* [Problem to work on] Whatever the records say, repeat them exactly as given.
:: Dataset excerpts
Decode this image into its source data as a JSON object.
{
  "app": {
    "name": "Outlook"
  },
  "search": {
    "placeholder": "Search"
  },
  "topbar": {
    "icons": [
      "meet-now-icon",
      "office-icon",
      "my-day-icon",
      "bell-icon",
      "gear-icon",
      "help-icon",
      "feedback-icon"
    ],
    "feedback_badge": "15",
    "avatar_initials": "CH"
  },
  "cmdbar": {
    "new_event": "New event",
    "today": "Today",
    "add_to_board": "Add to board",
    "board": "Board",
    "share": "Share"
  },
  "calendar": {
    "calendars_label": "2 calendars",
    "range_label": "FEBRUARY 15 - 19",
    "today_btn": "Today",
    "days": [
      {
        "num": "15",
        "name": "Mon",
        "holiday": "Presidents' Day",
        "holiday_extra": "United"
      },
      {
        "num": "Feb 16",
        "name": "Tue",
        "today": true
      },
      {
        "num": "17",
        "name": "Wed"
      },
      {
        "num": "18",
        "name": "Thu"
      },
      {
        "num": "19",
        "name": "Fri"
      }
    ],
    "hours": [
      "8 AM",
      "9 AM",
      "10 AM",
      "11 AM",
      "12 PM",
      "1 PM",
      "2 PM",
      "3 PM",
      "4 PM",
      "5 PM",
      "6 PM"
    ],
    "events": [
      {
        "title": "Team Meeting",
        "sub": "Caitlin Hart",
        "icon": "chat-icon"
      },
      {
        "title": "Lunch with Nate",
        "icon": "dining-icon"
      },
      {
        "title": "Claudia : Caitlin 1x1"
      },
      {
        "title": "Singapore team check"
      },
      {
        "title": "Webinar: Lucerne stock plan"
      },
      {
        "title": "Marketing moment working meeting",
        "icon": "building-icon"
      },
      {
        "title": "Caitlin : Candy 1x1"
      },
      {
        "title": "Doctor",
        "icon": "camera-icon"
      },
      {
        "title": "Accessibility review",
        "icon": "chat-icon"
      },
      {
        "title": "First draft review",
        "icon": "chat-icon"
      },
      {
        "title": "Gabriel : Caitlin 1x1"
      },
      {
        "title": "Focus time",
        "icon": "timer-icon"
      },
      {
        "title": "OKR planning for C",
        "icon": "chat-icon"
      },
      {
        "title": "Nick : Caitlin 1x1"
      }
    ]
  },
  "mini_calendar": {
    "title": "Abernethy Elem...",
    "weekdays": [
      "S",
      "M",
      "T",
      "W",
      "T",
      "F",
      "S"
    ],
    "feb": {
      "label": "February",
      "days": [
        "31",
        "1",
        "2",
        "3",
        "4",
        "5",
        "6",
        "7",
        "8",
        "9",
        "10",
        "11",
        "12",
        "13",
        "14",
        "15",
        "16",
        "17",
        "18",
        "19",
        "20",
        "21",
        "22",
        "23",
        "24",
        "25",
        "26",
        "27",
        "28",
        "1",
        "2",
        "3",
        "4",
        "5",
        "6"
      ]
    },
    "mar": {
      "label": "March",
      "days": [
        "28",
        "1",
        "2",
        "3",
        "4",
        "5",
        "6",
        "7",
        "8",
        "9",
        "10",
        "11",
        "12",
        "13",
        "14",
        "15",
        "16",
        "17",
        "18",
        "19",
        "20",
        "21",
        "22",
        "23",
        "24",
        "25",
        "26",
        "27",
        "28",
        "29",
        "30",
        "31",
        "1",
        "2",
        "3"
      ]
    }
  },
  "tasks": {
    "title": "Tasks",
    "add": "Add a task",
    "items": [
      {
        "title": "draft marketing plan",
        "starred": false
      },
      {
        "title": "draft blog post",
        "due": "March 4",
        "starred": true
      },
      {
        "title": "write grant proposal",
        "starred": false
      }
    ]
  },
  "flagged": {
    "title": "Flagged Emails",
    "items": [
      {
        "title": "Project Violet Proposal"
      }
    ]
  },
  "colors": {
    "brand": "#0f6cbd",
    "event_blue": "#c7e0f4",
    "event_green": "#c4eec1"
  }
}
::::
* [Task output]
Decode this image into its source data as a JSON object.
{
  "app": {
    "name": "Outlook"
  },
  "search": {
    "placeholder": "Search"
  },
  "topbar": {
    "icons": [
      "meet-now-icon",
      "office-icon",
      "my-day-icon",
      "bell-icon",
      "gear-icon",
      "help-icon",
      "feedback-icon"
    ],
    "feedback_badge": "15",
    "avatar_initials": "CH"
  },
  "cmdbar": {
    "new_event": "New event",
    "today": "Today",
    "add_to_board": "Add to board",
    "board": "Board",
    "share": "Share"
  },
  "calendar": {
    "calendars_label": "2 calendars",
    "range_label": "FEBRUARY 15 - 19",
    "today_btn": "Today",
    "days": [
      {
        "num": "15",
        "name": "Mon",
        "holiday": "Presidents' Day",
        "holiday_extra": "United"
      },
      {
        "num": "Feb 16",
        "name": "Tue",
        "today": true
      },
      {
        "num": "17",
        "name": "Wed"
      },
      {
        "num": "18",
        "name": "Thu"
      },
      {
        "num": "19",
        "name": "Fri"
      }
    ],
    "hours": [
      "8 AM",
      "9 AM",
      "10 AM",
      "11 AM",
      "12 PM",
      "1 PM",
      "2 PM",
      "3 PM",
      "4 PM",
      "5 PM",
      "6 PM"
    ],
    "events": [
      {
        "title": "Team Meeting",
        "sub": "Caitlin Hart",
        "icon": "chat-icon"
      },
      {
        "title": "Lunch with Nate",
        "icon": "dining-icon"
      },
      {
        "title": "Claudia : Caitlin 1x1"
      },
      {
        "title": "Singapore team check"
      },
      {
        "title": "Webinar: Lucerne stock plan"
      },
      {
        "title": "Marketing moment working meeting",
        "icon": "building-icon"
      },
      {
        "title": "Caitlin : Candy 1x1"
      },
      {
        "title": "Doctor",
        "icon": "camera-icon"
      },
      {
        "title": "Accessibility review",
        "icon": "chat-icon"
      },
      {
        "title": "First draft review",
        "icon": "chat-icon"
      },
      {
        "title": "Gabriel : Caitlin 1x1"
      },
      {
        "title": "Focus time",
        "icon": "timer-icon"
      },
      {
        "title": "OKR planning for C",
        "icon": "chat-icon"
      },
      {
        "title": "Nick : Caitlin 1x1"
      }
    ]
  },
  "mini_calendar": {
    "title": "Abernethy Elem...",
    "weekdays": [
      "S",
      "M",
      "T",
      "W",
      "T",
      "F",
      "S"
    ],
    "feb": {
      "label": "February",
      "days": [
        "31",
        "1",
        "2",
        "3",
        "4",
        "5",
        "6",
        "7",
        "8",
        "9",
        "10",
        "11",
        "12",
        "13",
        "14",
        "15",
        "16",
        "17",
        "18",
        "19",
        "20",
        "21",
        "22",
        "23",
        "24",
        "25",
        "26",
        "27",
        "28",
        "1",
        "2",
        "3",
        "4",
        "5",
        "6"
      ]
    },
    "mar": {
      "label": "March",
      "days": [
        "28",
        "1",
        "2",
        "3",
        "4",
        "5",
        "6",
        "7",
        "8",
        "9",
        "10",
        "11",
        "12",
        "13",
        "14",
        "15",
        "16",
        "17",
        "18",
        "19",
        "20",
        "21",
        "22",
        "23",
        "24",
        "25",
        "26",
        "27",
        "28",
        "29",
        "30",
        "31",
        "1",
        "2",
        "3"
      ]
    }
  },
  "tasks": {
    "title": "Tasks",
    "add": "Add a task",
    "items": [
      {
        "title": "draft marketing plan",
        "starred": false
      },
      {
        "title": "draft blog post",
        "due": "March 4",
        "starred": true
      },
      {
        "title": "write grant proposal",
        "starred": false
      }
    ]
  },
  "flagged": {
    "title": "Flagged Emails",
    "items": [
      {
        "title": "Project Violet Proposal"
      }
    ]
  },
  "colors": {
    "brand": "#0f6cbd",
    "event_blue": "#c7e0f4",
    "event_green": "#c4eec1"
  }
}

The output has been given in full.